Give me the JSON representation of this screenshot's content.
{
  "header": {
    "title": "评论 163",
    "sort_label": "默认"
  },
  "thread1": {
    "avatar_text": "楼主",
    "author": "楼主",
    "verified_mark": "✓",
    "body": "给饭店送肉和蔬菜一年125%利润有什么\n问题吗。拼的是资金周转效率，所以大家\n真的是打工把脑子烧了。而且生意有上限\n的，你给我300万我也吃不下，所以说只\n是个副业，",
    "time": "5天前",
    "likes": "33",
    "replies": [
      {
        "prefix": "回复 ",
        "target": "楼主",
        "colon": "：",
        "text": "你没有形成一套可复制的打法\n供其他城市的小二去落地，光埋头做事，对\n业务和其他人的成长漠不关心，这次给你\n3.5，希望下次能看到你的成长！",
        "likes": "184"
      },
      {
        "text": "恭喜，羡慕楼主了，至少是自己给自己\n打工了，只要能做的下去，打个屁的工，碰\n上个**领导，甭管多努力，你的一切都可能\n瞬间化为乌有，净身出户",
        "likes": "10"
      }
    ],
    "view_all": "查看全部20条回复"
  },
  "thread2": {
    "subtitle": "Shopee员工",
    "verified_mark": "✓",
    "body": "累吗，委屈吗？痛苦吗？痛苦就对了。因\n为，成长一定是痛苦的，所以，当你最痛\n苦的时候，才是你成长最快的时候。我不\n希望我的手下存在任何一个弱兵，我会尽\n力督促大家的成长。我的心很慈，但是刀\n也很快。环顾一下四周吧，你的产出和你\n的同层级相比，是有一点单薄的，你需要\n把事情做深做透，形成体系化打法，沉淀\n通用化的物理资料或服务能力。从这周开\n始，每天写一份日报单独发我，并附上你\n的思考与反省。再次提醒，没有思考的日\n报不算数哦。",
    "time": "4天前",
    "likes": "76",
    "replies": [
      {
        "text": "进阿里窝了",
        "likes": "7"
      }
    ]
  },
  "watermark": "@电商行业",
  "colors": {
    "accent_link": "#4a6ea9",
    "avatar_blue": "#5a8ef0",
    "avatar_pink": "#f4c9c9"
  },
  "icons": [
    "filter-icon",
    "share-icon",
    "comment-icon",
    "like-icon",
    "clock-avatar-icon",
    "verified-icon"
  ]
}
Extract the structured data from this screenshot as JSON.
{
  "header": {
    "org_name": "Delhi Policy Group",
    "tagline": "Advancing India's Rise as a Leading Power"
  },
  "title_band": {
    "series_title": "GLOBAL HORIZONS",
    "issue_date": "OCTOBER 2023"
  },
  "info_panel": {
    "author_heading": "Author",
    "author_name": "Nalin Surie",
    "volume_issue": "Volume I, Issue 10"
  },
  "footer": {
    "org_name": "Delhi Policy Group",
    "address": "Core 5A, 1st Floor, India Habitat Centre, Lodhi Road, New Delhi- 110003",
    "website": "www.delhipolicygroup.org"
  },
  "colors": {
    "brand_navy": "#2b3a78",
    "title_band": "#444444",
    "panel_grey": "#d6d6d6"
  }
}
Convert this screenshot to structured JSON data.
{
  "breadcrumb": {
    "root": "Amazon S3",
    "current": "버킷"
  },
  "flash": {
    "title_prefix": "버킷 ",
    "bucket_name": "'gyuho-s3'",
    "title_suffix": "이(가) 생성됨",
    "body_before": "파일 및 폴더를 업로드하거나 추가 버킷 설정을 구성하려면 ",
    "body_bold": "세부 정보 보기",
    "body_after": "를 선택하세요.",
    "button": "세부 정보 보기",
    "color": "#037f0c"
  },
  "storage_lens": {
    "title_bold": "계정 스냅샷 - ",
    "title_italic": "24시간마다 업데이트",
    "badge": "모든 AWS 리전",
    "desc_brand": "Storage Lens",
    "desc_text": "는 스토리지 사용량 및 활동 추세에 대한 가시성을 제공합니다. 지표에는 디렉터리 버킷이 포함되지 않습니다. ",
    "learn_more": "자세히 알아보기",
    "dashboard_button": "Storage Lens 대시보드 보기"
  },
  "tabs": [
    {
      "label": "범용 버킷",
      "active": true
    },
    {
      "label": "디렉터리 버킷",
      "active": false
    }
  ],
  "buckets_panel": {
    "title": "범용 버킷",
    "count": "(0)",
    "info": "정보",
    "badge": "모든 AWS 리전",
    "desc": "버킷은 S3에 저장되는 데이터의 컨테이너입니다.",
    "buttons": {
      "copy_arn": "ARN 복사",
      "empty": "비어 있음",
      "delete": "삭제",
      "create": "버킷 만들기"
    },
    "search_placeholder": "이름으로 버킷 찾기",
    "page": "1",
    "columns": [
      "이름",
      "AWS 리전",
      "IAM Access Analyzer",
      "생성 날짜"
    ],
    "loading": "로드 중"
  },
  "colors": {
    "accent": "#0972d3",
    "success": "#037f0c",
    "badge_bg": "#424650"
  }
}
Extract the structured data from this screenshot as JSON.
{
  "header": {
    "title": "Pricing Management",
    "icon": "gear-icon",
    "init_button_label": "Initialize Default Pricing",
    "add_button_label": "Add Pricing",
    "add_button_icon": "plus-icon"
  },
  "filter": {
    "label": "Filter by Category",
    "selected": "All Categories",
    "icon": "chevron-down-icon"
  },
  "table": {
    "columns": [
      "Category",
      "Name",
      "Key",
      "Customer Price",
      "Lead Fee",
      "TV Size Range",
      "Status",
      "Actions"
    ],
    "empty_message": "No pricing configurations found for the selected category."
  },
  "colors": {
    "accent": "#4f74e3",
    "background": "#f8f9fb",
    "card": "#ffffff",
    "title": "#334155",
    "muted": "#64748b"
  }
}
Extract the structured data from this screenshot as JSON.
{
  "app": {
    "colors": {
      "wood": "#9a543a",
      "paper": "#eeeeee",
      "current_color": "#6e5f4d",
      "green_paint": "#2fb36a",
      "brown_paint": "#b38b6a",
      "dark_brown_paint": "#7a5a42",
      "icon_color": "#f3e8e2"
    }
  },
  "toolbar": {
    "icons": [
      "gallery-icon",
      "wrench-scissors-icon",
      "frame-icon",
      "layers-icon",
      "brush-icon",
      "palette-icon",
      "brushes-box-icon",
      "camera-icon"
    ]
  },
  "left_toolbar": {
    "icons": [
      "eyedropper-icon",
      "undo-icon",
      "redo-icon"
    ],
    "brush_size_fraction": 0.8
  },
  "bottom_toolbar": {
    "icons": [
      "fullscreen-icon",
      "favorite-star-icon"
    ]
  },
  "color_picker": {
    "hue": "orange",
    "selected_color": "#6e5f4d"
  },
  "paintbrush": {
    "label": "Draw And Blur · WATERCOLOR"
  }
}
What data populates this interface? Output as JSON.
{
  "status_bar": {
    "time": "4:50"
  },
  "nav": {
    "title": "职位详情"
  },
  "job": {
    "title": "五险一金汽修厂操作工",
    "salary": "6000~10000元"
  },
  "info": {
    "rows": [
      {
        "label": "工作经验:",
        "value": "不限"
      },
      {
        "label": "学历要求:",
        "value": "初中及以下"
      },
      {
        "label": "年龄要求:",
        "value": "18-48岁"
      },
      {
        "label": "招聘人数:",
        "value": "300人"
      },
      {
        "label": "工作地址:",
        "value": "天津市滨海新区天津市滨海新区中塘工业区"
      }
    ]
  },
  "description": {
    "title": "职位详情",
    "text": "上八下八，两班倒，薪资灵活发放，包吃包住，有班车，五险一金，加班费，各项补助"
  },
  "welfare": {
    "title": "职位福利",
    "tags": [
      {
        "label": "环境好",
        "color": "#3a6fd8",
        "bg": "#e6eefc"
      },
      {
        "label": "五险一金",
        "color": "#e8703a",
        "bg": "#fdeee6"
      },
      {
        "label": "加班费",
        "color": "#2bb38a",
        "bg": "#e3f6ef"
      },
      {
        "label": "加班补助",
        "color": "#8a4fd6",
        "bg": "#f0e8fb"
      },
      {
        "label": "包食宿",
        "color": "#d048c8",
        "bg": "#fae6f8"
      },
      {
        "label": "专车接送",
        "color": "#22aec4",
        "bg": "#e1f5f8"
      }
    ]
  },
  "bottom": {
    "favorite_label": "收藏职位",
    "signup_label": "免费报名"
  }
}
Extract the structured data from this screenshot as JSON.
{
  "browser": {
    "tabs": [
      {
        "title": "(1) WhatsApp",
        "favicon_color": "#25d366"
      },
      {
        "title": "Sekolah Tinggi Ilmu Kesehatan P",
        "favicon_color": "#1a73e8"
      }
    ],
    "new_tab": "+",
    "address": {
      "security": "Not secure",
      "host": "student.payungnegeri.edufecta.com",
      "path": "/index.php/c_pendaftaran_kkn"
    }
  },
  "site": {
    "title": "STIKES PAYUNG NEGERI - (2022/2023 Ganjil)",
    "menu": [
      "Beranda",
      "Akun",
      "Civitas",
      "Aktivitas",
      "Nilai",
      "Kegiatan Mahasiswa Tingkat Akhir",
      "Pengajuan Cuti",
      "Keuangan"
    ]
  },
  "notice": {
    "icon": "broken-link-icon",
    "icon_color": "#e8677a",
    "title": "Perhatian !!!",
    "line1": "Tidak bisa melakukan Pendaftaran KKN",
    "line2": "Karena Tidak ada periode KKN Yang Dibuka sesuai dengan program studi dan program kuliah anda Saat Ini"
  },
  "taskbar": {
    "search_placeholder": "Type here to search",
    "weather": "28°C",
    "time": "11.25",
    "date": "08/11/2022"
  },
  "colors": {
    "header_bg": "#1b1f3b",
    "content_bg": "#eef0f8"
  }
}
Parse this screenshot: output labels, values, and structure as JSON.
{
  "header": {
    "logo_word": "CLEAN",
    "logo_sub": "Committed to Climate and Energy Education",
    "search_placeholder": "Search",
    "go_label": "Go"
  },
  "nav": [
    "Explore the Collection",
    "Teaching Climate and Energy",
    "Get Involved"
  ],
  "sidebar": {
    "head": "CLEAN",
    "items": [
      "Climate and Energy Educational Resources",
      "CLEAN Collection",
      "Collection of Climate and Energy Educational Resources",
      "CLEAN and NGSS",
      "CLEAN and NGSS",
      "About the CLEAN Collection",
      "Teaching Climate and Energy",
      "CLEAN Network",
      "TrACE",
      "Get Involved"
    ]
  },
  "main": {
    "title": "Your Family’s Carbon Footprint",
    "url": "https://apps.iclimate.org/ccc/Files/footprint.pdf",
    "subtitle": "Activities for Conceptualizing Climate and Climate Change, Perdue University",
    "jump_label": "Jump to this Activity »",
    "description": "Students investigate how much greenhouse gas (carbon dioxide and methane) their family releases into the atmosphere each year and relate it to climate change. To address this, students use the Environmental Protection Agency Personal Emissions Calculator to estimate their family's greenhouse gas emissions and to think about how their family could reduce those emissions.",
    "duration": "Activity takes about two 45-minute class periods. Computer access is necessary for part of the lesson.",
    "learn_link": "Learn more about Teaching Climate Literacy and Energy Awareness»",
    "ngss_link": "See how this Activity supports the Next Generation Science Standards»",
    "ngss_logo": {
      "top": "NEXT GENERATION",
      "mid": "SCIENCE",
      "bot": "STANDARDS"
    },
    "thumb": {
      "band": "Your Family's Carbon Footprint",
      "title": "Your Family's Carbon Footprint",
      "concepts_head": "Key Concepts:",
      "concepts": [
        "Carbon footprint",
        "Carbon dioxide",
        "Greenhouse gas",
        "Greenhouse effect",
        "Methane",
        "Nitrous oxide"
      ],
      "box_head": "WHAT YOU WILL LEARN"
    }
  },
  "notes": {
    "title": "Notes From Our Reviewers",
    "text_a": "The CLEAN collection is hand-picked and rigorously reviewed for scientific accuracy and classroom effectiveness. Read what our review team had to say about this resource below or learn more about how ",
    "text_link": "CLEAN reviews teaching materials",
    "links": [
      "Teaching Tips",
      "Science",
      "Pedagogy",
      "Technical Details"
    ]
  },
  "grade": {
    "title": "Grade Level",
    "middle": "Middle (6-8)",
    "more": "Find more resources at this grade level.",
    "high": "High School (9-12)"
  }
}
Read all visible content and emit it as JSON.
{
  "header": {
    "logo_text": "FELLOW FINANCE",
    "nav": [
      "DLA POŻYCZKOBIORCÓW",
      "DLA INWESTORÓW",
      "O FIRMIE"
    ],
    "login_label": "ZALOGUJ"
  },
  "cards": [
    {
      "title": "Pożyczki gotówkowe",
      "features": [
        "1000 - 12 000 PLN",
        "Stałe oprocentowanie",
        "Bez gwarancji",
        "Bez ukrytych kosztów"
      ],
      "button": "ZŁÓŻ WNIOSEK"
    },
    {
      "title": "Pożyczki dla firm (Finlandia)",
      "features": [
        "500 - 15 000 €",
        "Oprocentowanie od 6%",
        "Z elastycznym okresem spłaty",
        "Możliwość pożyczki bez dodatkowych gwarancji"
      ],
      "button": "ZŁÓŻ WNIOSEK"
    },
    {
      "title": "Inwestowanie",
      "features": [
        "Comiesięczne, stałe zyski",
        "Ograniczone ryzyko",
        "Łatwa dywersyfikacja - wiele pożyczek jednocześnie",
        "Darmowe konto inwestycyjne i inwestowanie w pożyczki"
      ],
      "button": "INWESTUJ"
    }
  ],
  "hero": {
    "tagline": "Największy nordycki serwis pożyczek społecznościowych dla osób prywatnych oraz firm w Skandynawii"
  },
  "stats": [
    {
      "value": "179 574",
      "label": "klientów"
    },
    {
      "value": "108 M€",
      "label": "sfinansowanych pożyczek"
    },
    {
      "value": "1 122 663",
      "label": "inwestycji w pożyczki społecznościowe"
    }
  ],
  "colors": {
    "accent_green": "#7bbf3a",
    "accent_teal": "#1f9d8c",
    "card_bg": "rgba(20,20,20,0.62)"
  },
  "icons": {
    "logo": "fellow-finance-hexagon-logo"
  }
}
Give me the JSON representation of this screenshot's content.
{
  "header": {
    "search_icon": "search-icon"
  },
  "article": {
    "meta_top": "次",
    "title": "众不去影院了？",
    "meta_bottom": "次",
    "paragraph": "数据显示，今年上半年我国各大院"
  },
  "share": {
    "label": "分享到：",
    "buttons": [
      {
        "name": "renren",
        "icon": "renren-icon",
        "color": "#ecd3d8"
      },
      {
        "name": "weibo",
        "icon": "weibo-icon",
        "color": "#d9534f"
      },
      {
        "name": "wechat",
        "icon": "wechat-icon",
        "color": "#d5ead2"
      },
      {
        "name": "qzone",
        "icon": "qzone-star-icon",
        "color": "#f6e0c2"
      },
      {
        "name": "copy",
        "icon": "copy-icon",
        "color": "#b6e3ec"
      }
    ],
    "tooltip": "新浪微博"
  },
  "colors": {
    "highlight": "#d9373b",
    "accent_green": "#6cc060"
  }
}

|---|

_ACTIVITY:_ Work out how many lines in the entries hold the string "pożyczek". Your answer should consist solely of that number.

_ANSWER TO THE EXERCISE:_ 3